What needs to be done -> Check each line of the records below and collect those holding "bubble".

Supplied information ->
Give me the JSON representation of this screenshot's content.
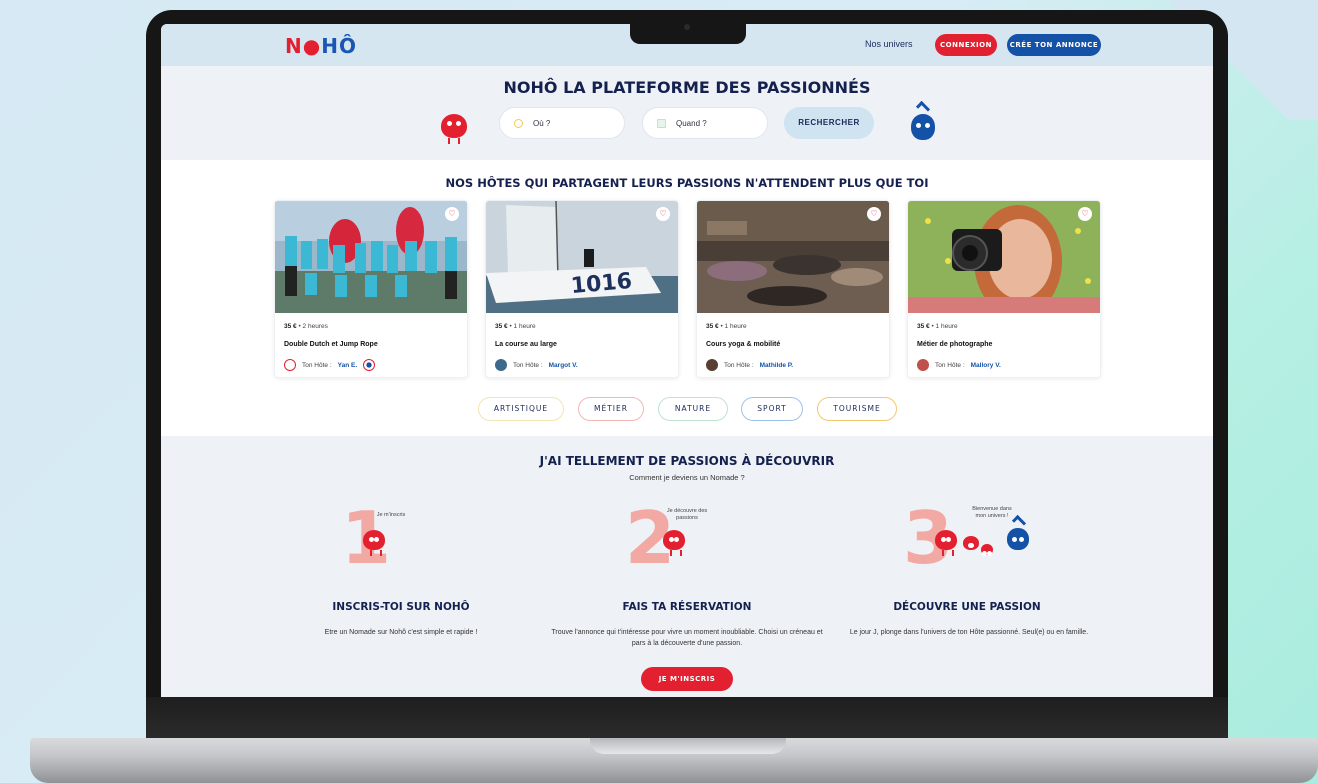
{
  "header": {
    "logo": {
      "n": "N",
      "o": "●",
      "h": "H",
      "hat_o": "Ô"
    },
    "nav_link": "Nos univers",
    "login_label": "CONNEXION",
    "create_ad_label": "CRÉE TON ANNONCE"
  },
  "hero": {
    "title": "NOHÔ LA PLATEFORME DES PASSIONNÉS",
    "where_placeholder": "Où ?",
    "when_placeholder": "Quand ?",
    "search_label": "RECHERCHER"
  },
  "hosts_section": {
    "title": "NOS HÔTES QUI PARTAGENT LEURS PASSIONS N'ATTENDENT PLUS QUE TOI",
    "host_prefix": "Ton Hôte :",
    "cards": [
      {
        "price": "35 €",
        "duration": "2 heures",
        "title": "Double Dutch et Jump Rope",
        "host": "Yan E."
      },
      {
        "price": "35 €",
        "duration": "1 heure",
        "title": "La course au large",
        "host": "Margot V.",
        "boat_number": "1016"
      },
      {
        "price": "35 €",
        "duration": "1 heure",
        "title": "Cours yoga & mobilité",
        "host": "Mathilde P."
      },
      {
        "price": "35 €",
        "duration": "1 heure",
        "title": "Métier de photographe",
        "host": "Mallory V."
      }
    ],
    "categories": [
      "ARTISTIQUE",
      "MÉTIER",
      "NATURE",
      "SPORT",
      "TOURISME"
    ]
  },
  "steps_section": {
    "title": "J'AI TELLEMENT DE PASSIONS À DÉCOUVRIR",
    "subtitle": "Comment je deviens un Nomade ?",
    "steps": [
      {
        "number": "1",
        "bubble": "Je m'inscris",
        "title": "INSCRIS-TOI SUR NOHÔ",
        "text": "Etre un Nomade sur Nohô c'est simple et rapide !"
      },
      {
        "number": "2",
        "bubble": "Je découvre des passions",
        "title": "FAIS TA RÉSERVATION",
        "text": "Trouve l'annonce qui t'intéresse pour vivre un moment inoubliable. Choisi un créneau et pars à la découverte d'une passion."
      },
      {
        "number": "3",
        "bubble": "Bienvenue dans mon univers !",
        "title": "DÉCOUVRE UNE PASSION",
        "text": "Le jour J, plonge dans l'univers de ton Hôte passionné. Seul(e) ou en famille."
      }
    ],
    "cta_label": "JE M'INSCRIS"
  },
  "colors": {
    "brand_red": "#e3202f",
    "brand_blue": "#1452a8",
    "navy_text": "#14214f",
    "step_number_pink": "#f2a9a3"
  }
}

Task answer ->
        "bubble": "Je m'inscris",
        "bubble": "Je découvre des passions",
        "bubble": "Bienvenue dans mon univers !",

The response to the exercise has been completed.